**Task details**.
Reproduce the data in its entirety, exactly as written.

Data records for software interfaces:
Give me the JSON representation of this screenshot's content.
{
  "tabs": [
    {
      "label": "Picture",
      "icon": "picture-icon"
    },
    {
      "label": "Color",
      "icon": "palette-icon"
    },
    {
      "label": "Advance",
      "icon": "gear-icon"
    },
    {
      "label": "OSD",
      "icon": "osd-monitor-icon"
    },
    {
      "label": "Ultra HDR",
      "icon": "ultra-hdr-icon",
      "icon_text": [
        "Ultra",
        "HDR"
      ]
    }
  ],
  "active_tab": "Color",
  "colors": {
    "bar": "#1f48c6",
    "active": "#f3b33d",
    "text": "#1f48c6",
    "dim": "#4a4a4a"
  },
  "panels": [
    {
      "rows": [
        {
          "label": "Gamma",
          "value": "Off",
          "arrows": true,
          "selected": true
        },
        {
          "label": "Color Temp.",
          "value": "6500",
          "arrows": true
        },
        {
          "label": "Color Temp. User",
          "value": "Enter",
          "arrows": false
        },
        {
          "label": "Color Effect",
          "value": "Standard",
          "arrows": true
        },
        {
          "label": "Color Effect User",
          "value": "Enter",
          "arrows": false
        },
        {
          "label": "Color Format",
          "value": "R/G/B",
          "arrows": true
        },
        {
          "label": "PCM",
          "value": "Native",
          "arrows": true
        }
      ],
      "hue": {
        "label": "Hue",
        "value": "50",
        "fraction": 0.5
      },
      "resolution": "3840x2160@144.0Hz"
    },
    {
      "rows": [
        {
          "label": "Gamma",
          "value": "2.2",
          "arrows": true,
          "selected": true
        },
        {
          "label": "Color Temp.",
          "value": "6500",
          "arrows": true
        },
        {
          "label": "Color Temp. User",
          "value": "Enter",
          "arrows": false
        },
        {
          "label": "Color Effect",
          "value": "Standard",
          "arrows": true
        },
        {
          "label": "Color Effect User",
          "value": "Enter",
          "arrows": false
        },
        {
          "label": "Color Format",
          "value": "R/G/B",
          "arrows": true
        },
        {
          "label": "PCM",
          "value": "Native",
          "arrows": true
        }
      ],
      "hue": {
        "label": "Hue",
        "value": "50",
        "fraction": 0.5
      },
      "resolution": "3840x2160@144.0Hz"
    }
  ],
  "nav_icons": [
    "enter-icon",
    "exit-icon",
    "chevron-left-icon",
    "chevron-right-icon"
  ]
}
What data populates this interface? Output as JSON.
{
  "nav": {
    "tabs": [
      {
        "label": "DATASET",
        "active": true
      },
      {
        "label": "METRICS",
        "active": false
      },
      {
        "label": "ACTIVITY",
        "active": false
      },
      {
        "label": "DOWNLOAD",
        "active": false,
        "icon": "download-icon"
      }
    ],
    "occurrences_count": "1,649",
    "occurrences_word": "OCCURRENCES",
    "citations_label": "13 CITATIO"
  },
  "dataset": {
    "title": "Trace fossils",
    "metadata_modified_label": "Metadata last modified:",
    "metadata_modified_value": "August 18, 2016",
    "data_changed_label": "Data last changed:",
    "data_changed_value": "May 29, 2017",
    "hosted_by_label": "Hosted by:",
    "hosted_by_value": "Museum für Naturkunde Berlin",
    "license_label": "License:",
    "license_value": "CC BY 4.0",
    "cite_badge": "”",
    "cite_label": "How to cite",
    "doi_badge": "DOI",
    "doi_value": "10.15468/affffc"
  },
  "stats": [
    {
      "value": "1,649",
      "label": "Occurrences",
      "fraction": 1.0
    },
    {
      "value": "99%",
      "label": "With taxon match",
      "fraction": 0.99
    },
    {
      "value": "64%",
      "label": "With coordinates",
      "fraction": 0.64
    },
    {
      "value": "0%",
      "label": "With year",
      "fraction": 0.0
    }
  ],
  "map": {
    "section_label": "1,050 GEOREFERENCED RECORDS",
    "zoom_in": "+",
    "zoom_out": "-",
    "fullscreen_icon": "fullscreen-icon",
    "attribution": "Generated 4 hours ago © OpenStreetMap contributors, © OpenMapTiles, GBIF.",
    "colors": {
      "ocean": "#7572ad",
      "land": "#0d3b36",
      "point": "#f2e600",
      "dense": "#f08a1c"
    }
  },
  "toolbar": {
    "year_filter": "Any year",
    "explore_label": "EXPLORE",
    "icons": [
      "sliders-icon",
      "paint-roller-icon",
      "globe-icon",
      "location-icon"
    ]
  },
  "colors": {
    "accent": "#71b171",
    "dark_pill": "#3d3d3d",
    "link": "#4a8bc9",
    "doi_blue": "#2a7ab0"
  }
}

**Answer to the problem**.
Give me the JSON representation of this screenshot's content.
{
  "tabs": [
    {
      "label": "Picture",
      "icon": "picture-icon"
    },
    {
      "label": "Color",
      "icon": "palette-icon"
    },
    {
      "label": "Advance",
      "icon": "gear-icon"
    },
    {
      "label": "OSD",
      "icon": "osd-monitor-icon"
    },
    {
      "label": "Ultra HDR",
      "icon": "ultra-hdr-icon",
      "icon_text": [
        "Ultra",
        "HDR"
      ]
    }
  ],
  "active_tab": "Color",
  "colors": {
    "bar": "#1f48c6",
    "active": "#f3b33d",
    "text": "#1f48c6",
    "dim": "#4a4a4a"
  },
  "panels": [
    {
      "rows": [
        {
          "label": "Gamma",
          "value": "Off",
          "arrows": true,
          "selected": true
        },
        {
          "label": "Color Temp.",
          "value": "6500",
          "arrows": true
        },
        {
          "label": "Color Temp. User",
          "value": "Enter",
          "arrows": false
        },
        {
          "label": "Color Effect",
          "value": "Standard",
          "arrows": true
        },
        {
          "label": "Color Effect User",
          "value": "Enter",
          "arrows": false
        },
        {
          "label": "Color Format",
          "value": "R/G/B",
          "arrows": true
        },
        {
          "label": "PCM",
          "value": "Native",
          "arrows": true
        }
      ],
      "hue": {
        "label": "Hue",
        "value": "50",
        "fraction": 0.5
      },
      "resolution": "3840x2160@144.0Hz"
    },
    {
      "rows": [
        {
          "label": "Gamma",
          "value": "2.2",
          "arrows": true,
          "selected": true
        },
        {
          "label": "Color Temp.",
          "value": "6500",
          "arrows": true
        },
        {
          "label": "Color Temp. User",
          "value": "Enter",
          "arrows": false
        },
        {
          "label": "Color Effect",
          "value": "Standard",
          "arrows": true
        },
        {
          "label": "Color Effect User",
          "value": "Enter",
          "arrows": false
        },
        {
          "label": "Color Format",
          "value": "R/G/B",
          "arrows": true
        },
        {
          "label": "PCM",
          "value": "Native",
          "arrows": true
        }
      ],
      "hue": {
        "label": "Hue",
        "value": "50",
        "fraction": 0.5
      },
      "resolution": "3840x2160@144.0Hz"
    }
  ],
  "nav_icons": [
    "enter-icon",
    "exit-icon",
    "chevron-left-icon",
    "chevron-right-icon"
  ]
}
What data populates this interface? Output as JSON.
{
  "nav": {
    "tabs": [
      {
        "label": "DATASET",
        "active": true
      },
      {
        "label": "METRICS",
        "active": false
      },
      {
        "label": "ACTIVITY",
        "active": false
      },
      {
        "label": "DOWNLOAD",
        "active": false,
        "icon": "download-icon"
      }
    ],
    "occurrences_count": "1,649",
    "occurrences_word": "OCCURRENCES",
    "citations_label": "13 CITATIO"
  },
  "dataset": {
    "title": "Trace fossils",
    "metadata_modified_label": "Metadata last modified:",
    "metadata_modified_value": "August 18, 2016",
    "data_changed_label": "Data last changed:",
    "data_changed_value": "May 29, 2017",
    "hosted_by_label": "Hosted by:",
    "hosted_by_value": "Museum für Naturkunde Berlin",
    "license_label": "License:",
    "license_value": "CC BY 4.0",
    "cite_badge": "”",
    "cite_label": "How to cite",
    "doi_badge": "DOI",
    "doi_value": "10.15468/affffc"
  },
  "stats": [
    {
      "value": "1,649",
      "label": "Occurrences",
      "fraction": 1.0
    },
    {
      "value": "99%",
      "label": "With taxon match",
      "fraction": 0.99
    },
    {
      "value": "64%",
      "label": "With coordinates",
      "fraction": 0.64
    },
    {
      "value": "0%",
      "label": "With year",
      "fraction": 0.0
    }
  ],
  "map": {
    "section_label": "1,050 GEOREFERENCED RECORDS",
    "zoom_in": "+",
    "zoom_out": "-",
    "fullscreen_icon": "fullscreen-icon",
    "attribution": "Generated 4 hours ago © OpenStreetMap contributors, © OpenMapTiles, GBIF.",
    "colors": {
      "ocean": "#7572ad",
      "land": "#0d3b36",
      "point": "#f2e600",
      "dense": "#f08a1c"
    }
  },
  "toolbar": {
    "year_filter": "Any year",
    "explore_label": "EXPLORE",
    "icons": [
      "sliders-icon",
      "paint-roller-icon",
      "globe-icon",
      "location-icon"
    ]
  },
  "colors": {
    "accent": "#71b171",
    "dark_pill": "#3d3d3d",
    "link": "#4a8bc9",
    "doi_blue": "#2a7ab0"
  }
}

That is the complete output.